(Exercise aim):
Repeat the records in full. No pictures belong in the copy.

(Exercise material):
* * *
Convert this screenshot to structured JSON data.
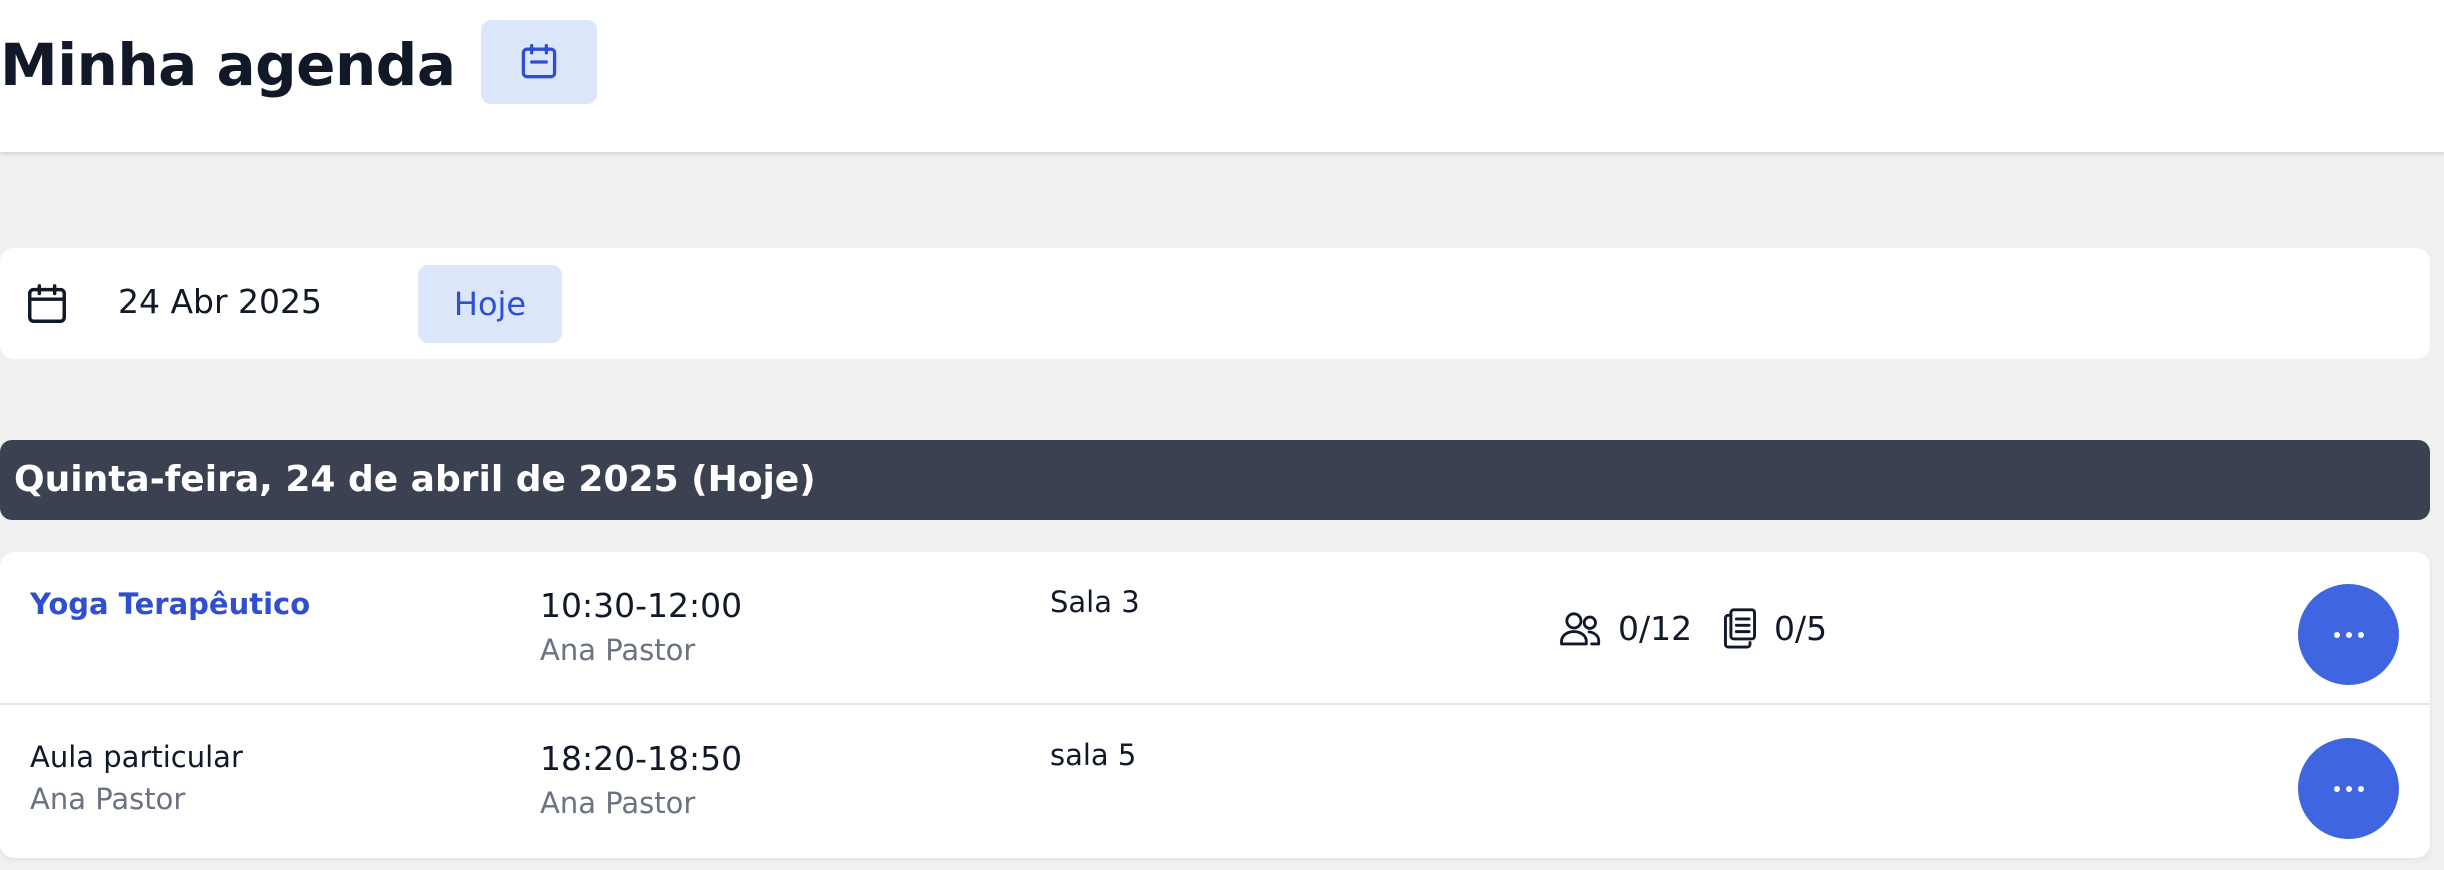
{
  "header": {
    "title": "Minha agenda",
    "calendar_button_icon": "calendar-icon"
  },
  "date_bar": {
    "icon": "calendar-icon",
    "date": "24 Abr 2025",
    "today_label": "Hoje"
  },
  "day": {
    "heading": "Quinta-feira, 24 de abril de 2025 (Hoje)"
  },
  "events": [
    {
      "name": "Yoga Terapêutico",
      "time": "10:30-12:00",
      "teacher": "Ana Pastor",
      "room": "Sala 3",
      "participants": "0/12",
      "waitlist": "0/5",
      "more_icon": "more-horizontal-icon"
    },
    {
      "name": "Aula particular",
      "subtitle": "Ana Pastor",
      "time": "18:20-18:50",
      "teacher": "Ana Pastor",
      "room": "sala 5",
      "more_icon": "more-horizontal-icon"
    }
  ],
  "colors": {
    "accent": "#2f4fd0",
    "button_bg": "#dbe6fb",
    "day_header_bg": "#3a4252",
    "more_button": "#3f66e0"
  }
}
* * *
(Exercise solution):
Convert this screenshot to structured JSON data.
{
  "header": {
    "title": "Minha agenda",
    "calendar_button_icon": "calendar-icon"
  },
  "date_bar": {
    "icon": "calendar-icon",
    "date": "24 Abr 2025",
    "today_label": "Hoje"
  },
  "day": {
    "heading": "Quinta-feira, 24 de abril de 2025 (Hoje)"
  },
  "events": [
    {
      "name": "Yoga Terapêutico",
      "time": "10:30-12:00",
      "teacher": "Ana Pastor",
      "room": "Sala 3",
      "participants": "0/12",
      "waitlist": "0/5",
      "more_icon": "more-horizontal-icon"
    },
    {
      "name": "Aula particular",
      "subtitle": "Ana Pastor",
      "time": "18:20-18:50",
      "teacher": "Ana Pastor",
      "room": "sala 5",
      "more_icon": "more-horizontal-icon"
    }
  ],
  "colors": {
    "accent": "#2f4fd0",
    "button_bg": "#dbe6fb",
    "day_header_bg": "#3a4252",
    "more_button": "#3f66e0"
  }
}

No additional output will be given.